From a bestselling author in Mexico comes her English-language debut–an enthralling historical novel about the tragic reign of Empress Carlota of Mexico.
It’s 1863. Napoleon III has installed a foreign monarch in Mexico to squash the current regime. Maximilian von Habsburg of Austria accepts the emperor’s crown. But it is his wife, the brilliant and ambitious Princess Charlotte, who throws herself passionately into the role. Known to the people as Empress Carlota, she rules deftly from behind the scenes while her husband contents himself with philandering and decorating the palace.
But Carlota bears a guilty secret. Trapped in a loveless marriage, she’s thrown herself into a reckless affair. Desire has blinded Carlota to its consequences, for it has left her vulnerable to her sole trusted confidante. Carlota’s devious lady-in-waiting has political beliefs of her own–and they are strong enough to cause her to betray the empress and join a plot to depose her from the throne. As Carlota grows increasingly, maddeningly defenseless, both her own fate and that of the empire are at stake.
A sweeping historical novel of forbidden love, dangerous secrets, courtly intrigue, and treachery, The Empress passionately reimagines the tragic romance and ill-fated reign of the most unforgettable royal couple of nineteenth-century Europe during the last throes of the Second Empire.
This is the first review I’m writing in ages and I admit, I feel like a novice. But I shall endeavor to do my best as I tell you why I did not enjoy this and why I eventually gave up. It caught my interest because I admit, the cover is intriguing. But this was proof that one should never judge a book by its cover. If you have Amazon Prime, they allow you to pick a new release every month through a program called First Reads. You get said book about a month ahead of release. It’s a fantastic program. I don’t always pick something, but if they have something eye-catching, I go for it.
I had never heard of Empress Carlotta, which was a delight for me. I love discovering new figures to read about and I love reading about things I’m unfamiliar with. As we begin in 1863, I thought it would be interesting to see other world events since we were in the midst of our own Civil War. (We tend to forget that the world has other goings on.)

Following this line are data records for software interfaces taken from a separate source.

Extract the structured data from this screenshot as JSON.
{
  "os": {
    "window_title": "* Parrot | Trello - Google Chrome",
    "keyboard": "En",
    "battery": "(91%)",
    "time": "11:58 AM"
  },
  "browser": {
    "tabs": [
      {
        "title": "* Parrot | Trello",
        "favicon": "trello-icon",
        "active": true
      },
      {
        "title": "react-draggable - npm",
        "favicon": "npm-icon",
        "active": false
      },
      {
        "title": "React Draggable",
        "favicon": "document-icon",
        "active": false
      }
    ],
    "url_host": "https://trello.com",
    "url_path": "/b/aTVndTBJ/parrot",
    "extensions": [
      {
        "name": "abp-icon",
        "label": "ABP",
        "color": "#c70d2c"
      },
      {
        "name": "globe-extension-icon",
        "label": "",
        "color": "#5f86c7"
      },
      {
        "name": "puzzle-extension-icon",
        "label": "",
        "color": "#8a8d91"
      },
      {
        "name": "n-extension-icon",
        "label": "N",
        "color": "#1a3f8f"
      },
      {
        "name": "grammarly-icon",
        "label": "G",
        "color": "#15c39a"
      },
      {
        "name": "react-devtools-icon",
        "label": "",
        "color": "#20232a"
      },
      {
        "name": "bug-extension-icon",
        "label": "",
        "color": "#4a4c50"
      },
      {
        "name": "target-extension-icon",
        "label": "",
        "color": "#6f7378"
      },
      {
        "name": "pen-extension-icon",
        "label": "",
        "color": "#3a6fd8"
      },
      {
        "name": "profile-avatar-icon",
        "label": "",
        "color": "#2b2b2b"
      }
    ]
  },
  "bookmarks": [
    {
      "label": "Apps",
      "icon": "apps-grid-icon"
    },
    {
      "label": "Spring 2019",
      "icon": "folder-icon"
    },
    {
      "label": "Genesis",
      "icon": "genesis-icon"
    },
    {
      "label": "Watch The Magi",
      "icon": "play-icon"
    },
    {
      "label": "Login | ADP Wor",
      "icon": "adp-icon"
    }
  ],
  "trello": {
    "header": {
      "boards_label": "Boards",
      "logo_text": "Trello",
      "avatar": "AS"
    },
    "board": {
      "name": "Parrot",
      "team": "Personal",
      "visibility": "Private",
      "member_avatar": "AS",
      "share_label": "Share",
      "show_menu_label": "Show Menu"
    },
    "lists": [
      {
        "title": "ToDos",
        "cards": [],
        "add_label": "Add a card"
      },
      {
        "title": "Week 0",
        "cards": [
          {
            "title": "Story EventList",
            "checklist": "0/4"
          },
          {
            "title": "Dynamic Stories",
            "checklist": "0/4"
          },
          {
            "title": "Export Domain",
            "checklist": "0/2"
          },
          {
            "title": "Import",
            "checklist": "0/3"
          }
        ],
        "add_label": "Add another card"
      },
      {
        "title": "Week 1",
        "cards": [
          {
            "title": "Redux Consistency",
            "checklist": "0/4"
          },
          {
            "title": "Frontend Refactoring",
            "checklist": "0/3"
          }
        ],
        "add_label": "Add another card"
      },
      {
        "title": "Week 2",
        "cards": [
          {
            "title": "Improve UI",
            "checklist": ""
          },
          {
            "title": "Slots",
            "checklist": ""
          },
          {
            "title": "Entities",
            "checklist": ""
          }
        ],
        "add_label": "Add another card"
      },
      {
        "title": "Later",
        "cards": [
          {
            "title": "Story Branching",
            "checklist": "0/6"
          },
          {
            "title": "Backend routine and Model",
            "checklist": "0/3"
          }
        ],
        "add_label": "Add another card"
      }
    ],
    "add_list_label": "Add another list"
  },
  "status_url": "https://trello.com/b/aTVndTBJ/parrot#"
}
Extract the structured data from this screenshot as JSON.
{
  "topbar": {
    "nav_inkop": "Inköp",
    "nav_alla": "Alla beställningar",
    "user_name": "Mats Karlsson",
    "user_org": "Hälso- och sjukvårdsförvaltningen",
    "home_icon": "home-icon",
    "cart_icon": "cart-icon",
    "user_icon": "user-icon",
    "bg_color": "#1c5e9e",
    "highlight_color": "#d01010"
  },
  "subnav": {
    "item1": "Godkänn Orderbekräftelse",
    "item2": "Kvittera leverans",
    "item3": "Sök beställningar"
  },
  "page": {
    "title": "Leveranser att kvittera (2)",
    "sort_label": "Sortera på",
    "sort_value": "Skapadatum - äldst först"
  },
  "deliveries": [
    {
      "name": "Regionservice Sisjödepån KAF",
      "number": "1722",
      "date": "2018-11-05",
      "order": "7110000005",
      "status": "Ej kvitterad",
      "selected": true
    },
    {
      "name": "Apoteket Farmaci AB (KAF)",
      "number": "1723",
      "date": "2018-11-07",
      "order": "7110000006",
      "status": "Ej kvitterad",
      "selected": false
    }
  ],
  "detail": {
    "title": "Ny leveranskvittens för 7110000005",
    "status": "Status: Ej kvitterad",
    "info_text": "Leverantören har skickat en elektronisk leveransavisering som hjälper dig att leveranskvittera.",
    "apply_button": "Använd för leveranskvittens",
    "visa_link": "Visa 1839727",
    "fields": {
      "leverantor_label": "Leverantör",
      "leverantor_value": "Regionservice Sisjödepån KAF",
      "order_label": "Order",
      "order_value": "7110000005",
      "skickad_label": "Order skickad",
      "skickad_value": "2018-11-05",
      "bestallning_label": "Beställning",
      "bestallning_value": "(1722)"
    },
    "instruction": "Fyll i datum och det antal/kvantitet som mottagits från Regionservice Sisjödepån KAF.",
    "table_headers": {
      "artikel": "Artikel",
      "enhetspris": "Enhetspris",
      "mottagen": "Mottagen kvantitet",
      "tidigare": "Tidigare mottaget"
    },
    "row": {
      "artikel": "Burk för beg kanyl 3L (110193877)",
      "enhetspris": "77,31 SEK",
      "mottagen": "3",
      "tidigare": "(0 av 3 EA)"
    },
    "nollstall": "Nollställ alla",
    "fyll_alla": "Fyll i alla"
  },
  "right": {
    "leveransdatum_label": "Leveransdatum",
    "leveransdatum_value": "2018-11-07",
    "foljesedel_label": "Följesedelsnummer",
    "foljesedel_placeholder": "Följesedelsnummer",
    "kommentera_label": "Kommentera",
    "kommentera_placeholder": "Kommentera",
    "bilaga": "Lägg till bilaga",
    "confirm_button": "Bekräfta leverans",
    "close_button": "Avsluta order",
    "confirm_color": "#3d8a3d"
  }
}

Let’s just say the first scene was…peculiar. I’m not opposed to sex in books. I’m really not. If it’s tasteful and appropriate, I am entirely fine with it being there. But when it’s the first thing and the lady bits are compared to a ripe, juicy mango…(I kid you not.) We are not off to a good start. (I don’t know about you, but that was a touch strange and offputting to me. But I kept calm and carried on. Haha.)
After that, ah, eye-opening intro, we get introduced to Charlotte, who is known in Mexico as Carlotta. The daughter of Emperor Leopold I of Belgium. She was an idealistic young bride…who surprise, surprise, ends up in a marriage that isn’t very happy. Her husband…is forgettable, as are every other character mentioned. I do recall that her sister in law, the famed Sissi, and she did not get along.
I’m not one to give up on books. But I had to in this case. Every single character is a cliche and they’re each so stuff and one dimensional that cardboard seems to be more lively. I was hoping to get pulled in, but I never did, which was extremely disappointing to me. I know little about Mexico’s rich history and I still know little.
Also…the choppiness was atrocious. This book hopped around more than a jackrabbit that a hunter keeps shooting at. It wasn’t linear, which, if it was interesting wouldn’t have been so bad, but this just added to the confusion. Whilst I realize that this was a translation, and perhaps it would have been better in its original language (Spanish), I was disappointed. It’s definitely good that this was free, else I would request a refund.
If you’re interested in learning more, I daresay that Wikipedia might provide more beneficial information to you.
It was a 1 of 5 for me…and the one is because the cover was pretty.